"Overall financial conditions remain accommodative, in part reflecting policy measures to support the economy and the flow of credit to U.S. households and businesses," according to the Federal Reserve's FOMC statement.


Much of the focus has been on employment rates nationally. Once again, even though the unemployment rate is declining, the situation is not improving at the speed that the FOMC was hoping for.


The target inflation rate has consistently remained at 2%, and the recorded inflation rate has also stayed consistently above this target. The committee made the choice to keep the federal funds rate at a 0% to 0.25% target rate.

Monetary policy

Because the unemployment rate is higher than expected and the inflation rate is not ideal, the committee will maintain an accommodative monetary policy to help achieve the goal. As it was in previous months, the target inflation rate average over time is 2%. If economic factors change and new information is obtained, the committee made it clear that it is open to adjusting its monetary policy.

Here are a few of the factors that will be assessed as potential risks:

  • Public health.
  • Labor market conditions.
  • Inflation pressures.
  • Inflation expectations.
  • Financial and international developments.

In more notable decisions, the Board of Governors of the Federal Reserve System will maintain the interest rate paid on reserve balances at 0.15% and approve the primary credit rate at the existing level of 0.25%.

Find out how inflation, employment and credit rates will impact your financial future by contacting a professional at The Federal Savings Bank.

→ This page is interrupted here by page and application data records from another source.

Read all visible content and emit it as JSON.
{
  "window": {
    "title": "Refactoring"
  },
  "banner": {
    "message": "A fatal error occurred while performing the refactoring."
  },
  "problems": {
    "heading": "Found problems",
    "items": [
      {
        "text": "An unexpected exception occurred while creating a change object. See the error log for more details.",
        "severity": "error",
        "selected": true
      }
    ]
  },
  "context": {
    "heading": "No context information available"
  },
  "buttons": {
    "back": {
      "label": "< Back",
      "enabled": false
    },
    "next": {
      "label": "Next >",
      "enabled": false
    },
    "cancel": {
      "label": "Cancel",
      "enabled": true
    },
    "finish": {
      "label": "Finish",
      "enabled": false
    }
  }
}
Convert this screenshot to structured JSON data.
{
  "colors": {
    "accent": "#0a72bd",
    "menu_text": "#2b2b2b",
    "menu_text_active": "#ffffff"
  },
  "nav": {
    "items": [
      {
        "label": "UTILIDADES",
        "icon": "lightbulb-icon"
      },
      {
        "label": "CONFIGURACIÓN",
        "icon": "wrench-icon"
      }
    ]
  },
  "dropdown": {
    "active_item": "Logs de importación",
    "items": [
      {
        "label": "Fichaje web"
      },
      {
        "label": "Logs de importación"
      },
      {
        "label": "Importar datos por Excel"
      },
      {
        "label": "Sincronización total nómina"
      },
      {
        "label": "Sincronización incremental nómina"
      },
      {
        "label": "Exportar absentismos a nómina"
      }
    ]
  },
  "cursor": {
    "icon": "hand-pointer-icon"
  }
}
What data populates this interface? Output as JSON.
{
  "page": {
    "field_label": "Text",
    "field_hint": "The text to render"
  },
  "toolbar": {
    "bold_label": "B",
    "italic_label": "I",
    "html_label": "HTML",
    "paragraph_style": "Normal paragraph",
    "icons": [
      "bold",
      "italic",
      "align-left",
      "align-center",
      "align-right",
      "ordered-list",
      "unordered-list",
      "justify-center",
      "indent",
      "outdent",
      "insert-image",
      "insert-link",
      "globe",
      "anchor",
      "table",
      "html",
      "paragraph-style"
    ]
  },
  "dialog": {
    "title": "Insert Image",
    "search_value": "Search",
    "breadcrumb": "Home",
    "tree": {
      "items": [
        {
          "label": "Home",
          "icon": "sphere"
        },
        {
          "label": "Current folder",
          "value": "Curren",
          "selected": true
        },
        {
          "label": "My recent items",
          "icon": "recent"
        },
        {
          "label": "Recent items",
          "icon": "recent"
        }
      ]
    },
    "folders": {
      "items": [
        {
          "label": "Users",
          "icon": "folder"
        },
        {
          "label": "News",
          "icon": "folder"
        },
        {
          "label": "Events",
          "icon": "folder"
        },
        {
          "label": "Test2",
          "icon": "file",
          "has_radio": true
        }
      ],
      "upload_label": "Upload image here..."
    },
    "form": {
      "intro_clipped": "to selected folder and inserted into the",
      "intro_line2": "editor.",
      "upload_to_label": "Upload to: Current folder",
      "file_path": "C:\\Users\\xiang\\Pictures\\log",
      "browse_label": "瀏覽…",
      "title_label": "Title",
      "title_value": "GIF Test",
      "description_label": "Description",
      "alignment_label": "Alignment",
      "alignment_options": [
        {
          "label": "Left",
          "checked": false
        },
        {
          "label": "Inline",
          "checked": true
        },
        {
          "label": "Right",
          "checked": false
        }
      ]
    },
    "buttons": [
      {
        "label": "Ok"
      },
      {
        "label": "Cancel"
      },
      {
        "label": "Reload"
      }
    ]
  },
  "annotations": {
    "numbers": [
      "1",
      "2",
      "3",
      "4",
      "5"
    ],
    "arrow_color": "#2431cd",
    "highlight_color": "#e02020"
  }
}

*The information in this article was prepared by The Federal Savings Bank. Opinions represent TSFB's opinion as of the date of this report and are for general information purposes only.